Although that’s an accurate description of what activation keys are supposed to be for, in reality, they serve another, arguably damaging purpose: enabling a giant third-party market. Companies like G2A and Kinguin resell activation keys at discounted rates, which is great for getting games on the cheap but not so great for keeping smaller developers in business.
Apple has added another high-profile hire to its roster of top tech talent by bringing on the co-founder and former CEO of Dropcam, Greg Duffy.Dropcam grew in popularity thanks to its cheap home cameras that connected to Wi-Fi, allowing owners to check in on their houses remotely. The company was purchased by Google in 2014, with former Apple employee and Nest co-founder Tony Fadell put in charge of the team.After Dropcam got scooped up by Google, Duffy said he was convinced to sell because he admired Fadell as a product pioneer. The relationship didnt last, though: Duffy departed Google in 2015 and once famously called Fadell a tyrant bureaucrat after he left the company.Now Duffy will be working for Apple, where Fadell made a name for himself as the godfather of the iPod before assisting in the creation of the iPhone.
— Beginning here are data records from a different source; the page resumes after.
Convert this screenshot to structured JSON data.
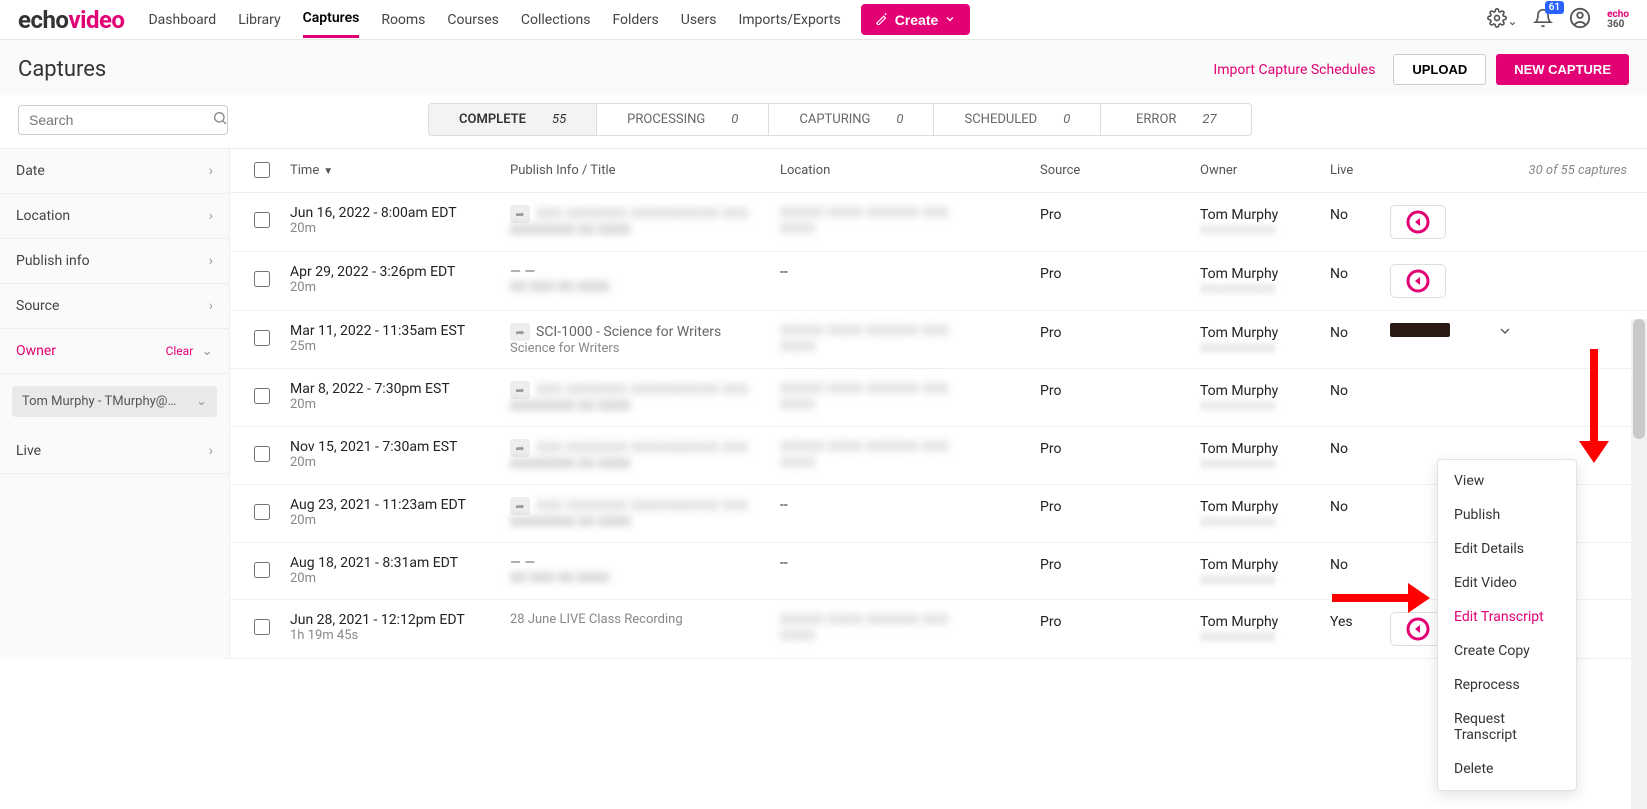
{
  "brand": {
    "part1": "echo",
    "part2": "video"
  },
  "nav": {
    "items": [
      {
        "label": "Dashboard",
        "active": false
      },
      {
        "label": "Library",
        "active": false
      },
      {
        "label": "Captures",
        "active": true
      },
      {
        "label": "Rooms",
        "active": false
      },
      {
        "label": "Courses",
        "active": false
      },
      {
        "label": "Collections",
        "active": false
      },
      {
        "label": "Folders",
        "active": false
      },
      {
        "label": "Users",
        "active": false
      },
      {
        "label": "Imports/Exports",
        "active": false
      }
    ],
    "create_label": "Create"
  },
  "notifications": {
    "count": "61"
  },
  "footer_brand": {
    "part1": "echo",
    "part2": "360"
  },
  "page": {
    "title": "Captures",
    "import_link": "Import Capture Schedules",
    "upload_btn": "UPLOAD",
    "new_btn": "NEW CAPTURE"
  },
  "search": {
    "placeholder": "Search"
  },
  "status_tabs": [
    {
      "label": "COMPLETE",
      "count": "55",
      "active": true
    },
    {
      "label": "PROCESSING",
      "count": "0",
      "active": false
    },
    {
      "label": "CAPTURING",
      "count": "0",
      "active": false
    },
    {
      "label": "SCHEDULED",
      "count": "0",
      "active": false
    },
    {
      "label": "ERROR",
      "count": "27",
      "active": false
    }
  ],
  "filters": {
    "date": "Date",
    "location": "Location",
    "publish": "Publish info",
    "source": "Source",
    "owner": "Owner",
    "clear": "Clear",
    "owner_chip": "Tom Murphy - TMurphy@…",
    "live": "Live"
  },
  "table": {
    "headers": {
      "time": "Time",
      "publish": "Publish Info / Title",
      "location": "Location",
      "source": "Source",
      "owner": "Owner",
      "live": "Live"
    },
    "count_label": "30 of 55 captures",
    "rows": [
      {
        "time": "Jun 16, 2022 - 8:00am EDT",
        "dur": "20m",
        "pub_line1_blurred": true,
        "pub_line1": "",
        "pub_line2": "",
        "loc_blurred": true,
        "loc": "",
        "source": "Pro",
        "owner": "Tom Murphy",
        "live": "No",
        "action": "rec"
      },
      {
        "time": "Apr 29, 2022 - 3:26pm EDT",
        "dur": "20m",
        "pub_line1_blurred": false,
        "pub_line1": "— —",
        "pub_line2": "",
        "loc_blurred": false,
        "loc": "--",
        "source": "Pro",
        "owner": "Tom Murphy",
        "live": "No",
        "action": "rec"
      },
      {
        "time": "Mar 11, 2022 - 11:35am EST",
        "dur": "25m",
        "pub_line1_blurred": false,
        "pub_line1": "SCI-1000 - Science for Writers",
        "pub_line2": "Science for Writers",
        "loc_blurred": true,
        "loc": "",
        "source": "Pro",
        "owner": "Tom Murphy",
        "live": "No",
        "action": "thumb"
      },
      {
        "time": "Mar 8, 2022 - 7:30pm EST",
        "dur": "20m",
        "pub_line1_blurred": true,
        "pub_line1": "",
        "pub_line2": "",
        "loc_blurred": true,
        "loc": "",
        "source": "Pro",
        "owner": "Tom Murphy",
        "live": "No",
        "action": "none"
      },
      {
        "time": "Nov 15, 2021 - 7:30am EST",
        "dur": "20m",
        "pub_line1_blurred": true,
        "pub_line1": "",
        "pub_line2": "",
        "loc_blurred": true,
        "loc": "",
        "source": "Pro",
        "owner": "Tom Murphy",
        "live": "No",
        "action": "none"
      },
      {
        "time": "Aug 23, 2021 - 11:23am EDT",
        "dur": "20m",
        "pub_line1_blurred": true,
        "pub_line1": "",
        "pub_line2": "",
        "loc_blurred": false,
        "loc": "--",
        "source": "Pro",
        "owner": "Tom Murphy",
        "live": "No",
        "action": "none"
      },
      {
        "time": "Aug 18, 2021 - 8:31am EDT",
        "dur": "20m",
        "pub_line1_blurred": false,
        "pub_line1": "— —",
        "pub_line2": "",
        "loc_blurred": false,
        "loc": "--",
        "source": "Pro",
        "owner": "Tom Murphy",
        "live": "No",
        "action": "none"
      },
      {
        "time": "Jun 28, 2021 - 12:12pm EDT",
        "dur": "1h 19m 45s",
        "pub_line1_blurred": false,
        "pub_line1": "",
        "pub_line2": "28 June LIVE Class Recording",
        "loc_blurred": true,
        "loc": "",
        "source": "Pro",
        "owner": "Tom Murphy",
        "live": "Yes",
        "action": "rec"
      }
    ]
  },
  "context_menu": {
    "items": [
      {
        "label": "View",
        "highlight": false
      },
      {
        "label": "Publish",
        "highlight": false
      },
      {
        "label": "Edit Details",
        "highlight": false
      },
      {
        "label": "Edit Video",
        "highlight": false
      },
      {
        "label": "Edit Transcript",
        "highlight": true
      },
      {
        "label": "Create Copy",
        "highlight": false
      },
      {
        "label": "Reprocess",
        "highlight": false
      },
      {
        "label": "Request Transcript",
        "highlight": false
      },
      {
        "label": "Delete",
        "highlight": false
      }
    ]
  }
}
Fadell recently announced that hes leaving Googles parent company, Alphabet.
A U.S. judge has ordered Google to comply with search warrants seeking customer emails stored outside the United States, diverging from a federal appeals court that reached the opposite conclusion in a similar case involving Microsoft Corp (MSFT.O).U.S. Magistrate Judge Thomas Rueter in Philadelphia ruled on Friday that transferring emails from a foreign server so FBI agents could review them locally as part of a domestic fraud probe did not qualify as a seizure.The judge said this was because there was “no meaningful interference” with the account holder’s “possessory interest” in the data sought.”Though the retrieval of the electronic data by Google from its multiple data centers abroad has the potential for an invasion of privacy, the actual infringement of privacy occurs at the time of disclosure in the United States,” Rueter wrote.
Remember the Hacker who hacked Hacking Team?In 2015, a hacker named Phineas Fisher hacked Hacking Team the Italy-based spyware company that sells spying software to law enforcement agencies worldwide and exposed some 500 gigabytes of internal data for anyone to download.Now, the Spanish authorities believe that they have arrested Phineas Fisher, who was not just behind the embarrassing hack of Hacking Team, but also hacked the UK-based Gamma International, another highly secretive company which sells the popular spyware called “FinFisher.”During an investigation of a cyber attack against Sindicat De Mossos d’Esquadra (SME), Spain’s Catalan police union, police in Spain have arrested three people, one of which detained in the city of Salamanca is suspected of being Fisher, according to local newspaper ARA.The cyber attack was carried out in May last year when Fisher announced via his own Twitter account that he had hacked the SME and also published the personal information of over 5,500 police officers online.The incident attracted worldwide attention after Fisher posted a detailed tutorial video on how he hacked SME and how he stole the data.
With its imposing mountains, endless plateaus and echoing valleys, Norway is a country where nature takes the lead. Using time-lapse, this film attempts to capture the ebb and flow of the seasons and is a result of one year of planning, a second year of shooting and four months of editing.
20,000 kilometers have been travelled, 200,000 photos taken and 20 terabytes worth of hard drives filled. Months have been spent hiking through the mountains, sleeping in tents and travelling through the entire country hunting for the best locations.
SEASONS of NORWAY is shot and edited by Morten Rustad. The video is available in up to 8K resolution (7680*4320 letterboxed).
INFORMATION ABOUT THE FILM CAN BE FOUND AT: mortenrustad.com
MUSIC: The soundtrack is made by Jogeir, specially composed for this film (see soundcloud.com/jogeirmusicd/seasons). Check out more of Jogeirs work at Soundcloud (soundcloud.com/jogeirmusic) and Facebook (facebook.com/jogeirmusic/). Vocals on the track are done by Katrine Stenbekk, mix by Sivert Hagtvet and sound design by Viljar Losnegård. See the behind the scenes video of how the track was made here: (youtube.com/watch?v=hMdZOk5if-A)
BEHIND THE SCENES VIDEO: (youtube.com/watch?v=S5sejWa0C3U)
EQUIPMENT: Please see rustadmedia.com/equipment for a list of the equipment used in this video.
LOCATIONS: Please see rustadmedia.com/seasons-locations for all the locations used in this video. See the video for my TOP 10 places in Norway: youtube.com/watch?v=EmCzANPiCSc
Special thanks to Syrp for providing great motion control systems for this film. Check them out at syrp.co.nz ;
Follow Mortens adventures:
This video is produced by Anders Graham / Turbin Film (turbinfilm.no). Contact Anders (firstname.lastname@example.org) for licensing request.